== EXERCISE DATA
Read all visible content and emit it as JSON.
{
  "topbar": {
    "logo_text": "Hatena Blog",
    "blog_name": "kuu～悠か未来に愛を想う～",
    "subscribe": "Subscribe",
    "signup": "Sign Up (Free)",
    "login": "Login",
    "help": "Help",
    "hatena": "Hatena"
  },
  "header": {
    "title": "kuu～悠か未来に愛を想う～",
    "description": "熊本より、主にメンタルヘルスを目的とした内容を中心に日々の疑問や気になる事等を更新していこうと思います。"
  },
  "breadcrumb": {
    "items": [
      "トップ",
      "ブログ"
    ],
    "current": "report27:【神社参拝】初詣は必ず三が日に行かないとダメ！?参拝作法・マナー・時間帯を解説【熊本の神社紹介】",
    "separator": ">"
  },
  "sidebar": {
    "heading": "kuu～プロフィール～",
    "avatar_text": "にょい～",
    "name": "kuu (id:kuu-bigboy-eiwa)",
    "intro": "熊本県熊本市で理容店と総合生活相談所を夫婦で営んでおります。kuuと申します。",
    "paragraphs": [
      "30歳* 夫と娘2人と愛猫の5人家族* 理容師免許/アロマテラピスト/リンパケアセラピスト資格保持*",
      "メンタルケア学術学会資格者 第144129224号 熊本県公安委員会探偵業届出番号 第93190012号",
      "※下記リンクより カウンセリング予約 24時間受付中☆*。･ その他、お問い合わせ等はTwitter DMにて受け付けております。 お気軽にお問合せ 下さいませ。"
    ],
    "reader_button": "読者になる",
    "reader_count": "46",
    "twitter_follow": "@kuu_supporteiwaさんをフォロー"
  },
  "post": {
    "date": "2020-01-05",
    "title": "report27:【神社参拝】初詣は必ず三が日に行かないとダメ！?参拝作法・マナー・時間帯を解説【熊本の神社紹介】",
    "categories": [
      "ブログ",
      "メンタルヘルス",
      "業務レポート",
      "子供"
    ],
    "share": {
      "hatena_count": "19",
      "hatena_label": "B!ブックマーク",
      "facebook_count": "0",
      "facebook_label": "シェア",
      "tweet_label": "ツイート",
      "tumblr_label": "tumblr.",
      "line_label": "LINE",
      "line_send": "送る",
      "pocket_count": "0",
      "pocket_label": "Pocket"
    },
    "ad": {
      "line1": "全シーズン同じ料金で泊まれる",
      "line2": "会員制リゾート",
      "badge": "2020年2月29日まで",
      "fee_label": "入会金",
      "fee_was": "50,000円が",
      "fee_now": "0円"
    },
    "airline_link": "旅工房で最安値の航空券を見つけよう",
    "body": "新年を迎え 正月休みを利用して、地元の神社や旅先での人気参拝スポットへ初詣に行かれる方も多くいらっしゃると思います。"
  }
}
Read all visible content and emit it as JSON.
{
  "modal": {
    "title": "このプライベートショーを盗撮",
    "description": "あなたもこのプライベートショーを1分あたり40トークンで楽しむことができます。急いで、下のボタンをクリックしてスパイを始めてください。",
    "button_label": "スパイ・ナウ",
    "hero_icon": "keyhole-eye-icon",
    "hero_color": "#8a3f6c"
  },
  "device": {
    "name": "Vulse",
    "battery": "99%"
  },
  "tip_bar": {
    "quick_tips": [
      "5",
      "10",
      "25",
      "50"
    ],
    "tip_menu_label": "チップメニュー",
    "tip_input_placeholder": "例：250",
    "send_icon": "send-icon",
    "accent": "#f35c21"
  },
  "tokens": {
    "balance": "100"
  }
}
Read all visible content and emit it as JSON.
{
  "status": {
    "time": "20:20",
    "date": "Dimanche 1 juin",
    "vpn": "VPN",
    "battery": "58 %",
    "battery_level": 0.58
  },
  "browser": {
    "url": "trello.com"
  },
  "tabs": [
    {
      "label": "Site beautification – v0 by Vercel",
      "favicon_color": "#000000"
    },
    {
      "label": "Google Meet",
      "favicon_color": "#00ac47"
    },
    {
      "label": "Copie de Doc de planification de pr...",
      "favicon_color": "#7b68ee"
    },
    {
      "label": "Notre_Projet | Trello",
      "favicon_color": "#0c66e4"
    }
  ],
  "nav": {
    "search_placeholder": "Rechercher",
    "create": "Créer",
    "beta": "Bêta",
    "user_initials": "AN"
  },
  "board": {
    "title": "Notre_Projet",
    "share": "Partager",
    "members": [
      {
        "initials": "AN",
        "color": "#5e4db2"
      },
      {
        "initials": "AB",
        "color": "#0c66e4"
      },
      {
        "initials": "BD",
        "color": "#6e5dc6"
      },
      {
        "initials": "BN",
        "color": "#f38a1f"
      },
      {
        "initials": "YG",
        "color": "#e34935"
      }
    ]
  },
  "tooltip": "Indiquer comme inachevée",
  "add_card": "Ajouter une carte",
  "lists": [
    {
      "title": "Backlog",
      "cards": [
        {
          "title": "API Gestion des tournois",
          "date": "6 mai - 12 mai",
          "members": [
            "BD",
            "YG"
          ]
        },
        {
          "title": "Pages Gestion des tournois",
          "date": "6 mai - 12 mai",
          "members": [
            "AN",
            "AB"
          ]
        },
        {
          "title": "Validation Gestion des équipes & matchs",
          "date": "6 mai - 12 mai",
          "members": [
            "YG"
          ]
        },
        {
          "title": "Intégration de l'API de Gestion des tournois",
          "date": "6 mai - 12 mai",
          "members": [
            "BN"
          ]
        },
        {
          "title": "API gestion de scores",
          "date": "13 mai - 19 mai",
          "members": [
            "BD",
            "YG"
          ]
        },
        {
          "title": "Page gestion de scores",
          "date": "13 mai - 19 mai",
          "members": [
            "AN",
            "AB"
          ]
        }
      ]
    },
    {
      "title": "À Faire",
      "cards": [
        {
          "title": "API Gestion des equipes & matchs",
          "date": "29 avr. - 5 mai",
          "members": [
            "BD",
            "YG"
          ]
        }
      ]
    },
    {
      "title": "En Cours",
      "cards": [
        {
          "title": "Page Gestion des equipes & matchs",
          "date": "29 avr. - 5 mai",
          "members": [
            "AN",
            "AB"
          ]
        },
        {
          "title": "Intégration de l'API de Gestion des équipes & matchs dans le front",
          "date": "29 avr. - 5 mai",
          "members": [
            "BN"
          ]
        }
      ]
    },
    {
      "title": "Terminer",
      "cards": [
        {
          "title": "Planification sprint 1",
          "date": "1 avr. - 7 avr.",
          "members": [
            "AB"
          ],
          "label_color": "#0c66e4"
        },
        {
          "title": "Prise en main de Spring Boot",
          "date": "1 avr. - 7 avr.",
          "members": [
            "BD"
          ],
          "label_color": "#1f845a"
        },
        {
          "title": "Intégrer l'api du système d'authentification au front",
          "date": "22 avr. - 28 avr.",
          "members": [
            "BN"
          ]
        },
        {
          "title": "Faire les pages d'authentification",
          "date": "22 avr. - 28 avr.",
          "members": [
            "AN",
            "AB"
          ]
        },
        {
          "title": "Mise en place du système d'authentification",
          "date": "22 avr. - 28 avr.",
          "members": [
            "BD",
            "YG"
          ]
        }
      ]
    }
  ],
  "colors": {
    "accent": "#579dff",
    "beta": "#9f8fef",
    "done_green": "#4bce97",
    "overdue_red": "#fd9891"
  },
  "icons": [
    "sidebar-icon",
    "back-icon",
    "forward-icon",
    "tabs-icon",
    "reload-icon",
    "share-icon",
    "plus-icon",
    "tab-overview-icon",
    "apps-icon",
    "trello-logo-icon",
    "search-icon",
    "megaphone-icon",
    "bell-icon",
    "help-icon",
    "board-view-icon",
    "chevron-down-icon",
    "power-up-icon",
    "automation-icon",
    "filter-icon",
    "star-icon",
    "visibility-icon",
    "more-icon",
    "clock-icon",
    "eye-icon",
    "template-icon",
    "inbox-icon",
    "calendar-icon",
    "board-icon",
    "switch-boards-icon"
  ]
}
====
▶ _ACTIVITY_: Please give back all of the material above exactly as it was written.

▶ _ANSWER BELOW_:
Read all visible content and emit it as JSON.
{
  "topbar": {
    "logo_text": "Hatena Blog",
    "blog_name": "kuu～悠か未来に愛を想う～",
    "subscribe": "Subscribe",
    "signup": "Sign Up (Free)",
    "login": "Login",
    "help": "Help",
    "hatena": "Hatena"
  },
  "header": {
    "title": "kuu～悠か未来に愛を想う～",
    "description": "熊本より、主にメンタルヘルスを目的とした内容を中心に日々の疑問や気になる事等を更新していこうと思います。"
  },
  "breadcrumb": {
    "items": [
      "トップ",
      "ブログ"
    ],
    "current": "report27:【神社参拝】初詣は必ず三が日に行かないとダメ！?参拝作法・マナー・時間帯を解説【熊本の神社紹介】",
    "separator": ">"
  },
  "sidebar": {
    "heading": "kuu～プロフィール～",
    "avatar_text": "にょい～",
    "name": "kuu (id:kuu-bigboy-eiwa)",
    "intro": "熊本県熊本市で理容店と総合生活相談所を夫婦で営んでおります。kuuと申します。",
    "paragraphs": [
      "30歳* 夫と娘2人と愛猫の5人家族* 理容師免許/アロマテラピスト/リンパケアセラピスト資格保持*",
      "メンタルケア学術学会資格者 第144129224号 熊本県公安委員会探偵業届出番号 第93190012号",
      "※下記リンクより カウンセリング予約 24時間受付中☆*。･ その他、お問い合わせ等はTwitter DMにて受け付けております。 お気軽にお問合せ 下さいませ。"
    ],
    "reader_button": "読者になる",
    "reader_count": "46",
    "twitter_follow": "@kuu_supporteiwaさんをフォロー"
  },
  "post": {
    "date": "2020-01-05",
    "title": "report27:【神社参拝】初詣は必ず三が日に行かないとダメ！?参拝作法・マナー・時間帯を解説【熊本の神社紹介】",
    "categories": [
      "ブログ",
      "メンタルヘルス",
      "業務レポート",
      "子供"
    ],
    "share": {
      "hatena_count": "19",
      "hatena_label": "B!ブックマーク",
      "facebook_count": "0",
      "facebook_label": "シェア",
      "tweet_label": "ツイート",
      "tumblr_label": "tumblr.",
      "line_label": "LINE",
      "line_send": "送る",
      "pocket_count": "0",
      "pocket_label": "Pocket"
    },
    "ad": {
      "line1": "全シーズン同じ料金で泊まれる",
      "line2": "会員制リゾート",
      "badge": "2020年2月29日まで",
      "fee_label": "入会金",
      "fee_was": "50,000円が",
      "fee_now": "0円"
    },
    "airline_link": "旅工房で最安値の航空券を見つけよう",
    "body": "新年を迎え 正月休みを利用して、地元の神社や旅先での人気参拝スポットへ初詣に行かれる方も多くいらっしゃると思います。"
  }
}
Read all visible content and emit it as JSON.
{
  "modal": {
    "title": "このプライベートショーを盗撮",
    "description": "あなたもこのプライベートショーを1分あたり40トークンで楽しむことができます。急いで、下のボタンをクリックしてスパイを始めてください。",
    "button_label": "スパイ・ナウ",
    "hero_icon": "keyhole-eye-icon",
    "hero_color": "#8a3f6c"
  },
  "device": {
    "name": "Vulse",
    "battery": "99%"
  },
  "tip_bar": {
    "quick_tips": [
      "5",
      "10",
      "25",
      "50"
    ],
    "tip_menu_label": "チップメニュー",
    "tip_input_placeholder": "例：250",
    "send_icon": "send-icon",
    "accent": "#f35c21"
  },
  "tokens": {
    "balance": "100"
  }
}
Read all visible content and emit it as JSON.
{
  "status": {
    "time": "20:20",
    "date": "Dimanche 1 juin",
    "vpn": "VPN",
    "battery": "58 %",
    "battery_level": 0.58
  },
  "browser": {
    "url": "trello.com"
  },
  "tabs": [
    {
      "label": "Site beautification – v0 by Vercel",
      "favicon_color": "#000000"
    },
    {
      "label": "Google Meet",
      "favicon_color": "#00ac47"
    },
    {
      "label": "Copie de Doc de planification de pr...",
      "favicon_color": "#7b68ee"
    },
    {
      "label": "Notre_Projet | Trello",
      "favicon_color": "#0c66e4"
    }
  ],
  "nav": {
    "search_placeholder": "Rechercher",
    "create": "Créer",
    "beta": "Bêta",
    "user_initials": "AN"
  },
  "board": {
    "title": "Notre_Projet",
    "share": "Partager",
    "members": [
      {
        "initials": "AN",
        "color": "#5e4db2"
      },
      {
        "initials": "AB",
        "color": "#0c66e4"
      },
      {
        "initials": "BD",
        "color": "#6e5dc6"
      },
      {
        "initials": "BN",
        "color": "#f38a1f"
      },
      {
        "initials": "YG",
        "color": "#e34935"
      }
    ]
  },
  "tooltip": "Indiquer comme inachevée",
  "add_card": "Ajouter une carte",
  "lists": [
    {
      "title": "Backlog",
      "cards": [
        {
          "title": "API Gestion des tournois",
          "date": "6 mai - 12 mai",
          "members": [
            "BD",
            "YG"
          ]
        },
        {
          "title": "Pages Gestion des tournois",
          "date": "6 mai - 12 mai",
          "members": [
            "AN",
            "AB"
          ]
        },
        {
          "title": "Validation Gestion des équipes & matchs",
          "date": "6 mai - 12 mai",
          "members": [
            "YG"
          ]
        },
        {
          "title": "Intégration de l'API de Gestion des tournois",
          "date": "6 mai - 12 mai",
          "members": [
            "BN"
          ]
        },
        {
          "title": "API gestion de scores",
          "date": "13 mai - 19 mai",
          "members": [
            "BD",
            "YG"
          ]
        },
        {
          "title": "Page gestion de scores",
          "date": "13 mai - 19 mai",
          "members": [
            "AN",
            "AB"
          ]
        }
      ]
    },
    {
      "title": "À Faire",
      "cards": [
        {
          "title": "API Gestion des equipes & matchs",
          "date": "29 avr. - 5 mai",
          "members": [
            "BD",
            "YG"
          ]
        }
      ]
    },
    {
      "title": "En Cours",
      "cards": [
        {
          "title": "Page Gestion des equipes & matchs",
          "date": "29 avr. - 5 mai",
          "members": [
            "AN",
            "AB"
          ]
        },
        {
          "title": "Intégration de l'API de Gestion des équipes & matchs dans le front",
          "date": "29 avr. - 5 mai",
          "members": [
            "BN"
          ]
        }
      ]
    },
    {
      "title": "Terminer",
      "cards": [
        {
          "title": "Planification sprint 1",
          "date": "1 avr. - 7 avr.",
          "members": [
            "AB"
          ],
          "label_color": "#0c66e4"
        },
        {
          "title": "Prise en main de Spring Boot",
          "date": "1 avr. - 7 avr.",
          "members": [
            "BD"
          ],
          "label_color": "#1f845a"
        },
        {
          "title": "Intégrer l'api du système d'authentification au front",
          "date": "22 avr. - 28 avr.",
          "members": [
            "BN"
          ]
        },
        {
          "title": "Faire les pages d'authentification",
          "date": "22 avr. - 28 avr.",
          "members": [
            "AN",
            "AB"
          ]
        },
        {
          "title": "Mise en place du système d'authentification",
          "date": "22 avr. - 28 avr.",
          "members": [
            "BD",
            "YG"
          ]
        }
      ]
    }
  ],
  "colors": {
    "accent": "#579dff",
    "beta": "#9f8fef",
    "done_green": "#4bce97",
    "overdue_red": "#fd9891"
  },
  "icons": [
    "sidebar-icon",
    "back-icon",
    "forward-icon",
    "tabs-icon",
    "reload-icon",
    "share-icon",
    "plus-icon",
    "tab-overview-icon",
    "apps-icon",
    "trello-logo-icon",
    "search-icon",
    "megaphone-icon",
    "bell-icon",
    "help-icon",
    "board-view-icon",
    "chevron-down-icon",
    "power-up-icon",
    "automation-icon",
    "filter-icon",
    "star-icon",
    "visibility-icon",
    "more-icon",
    "clock-icon",
    "eye-icon",
    "template-icon",
    "inbox-icon",
    "calendar-icon",
    "board-icon",
    "switch-boards-icon"
  ]
}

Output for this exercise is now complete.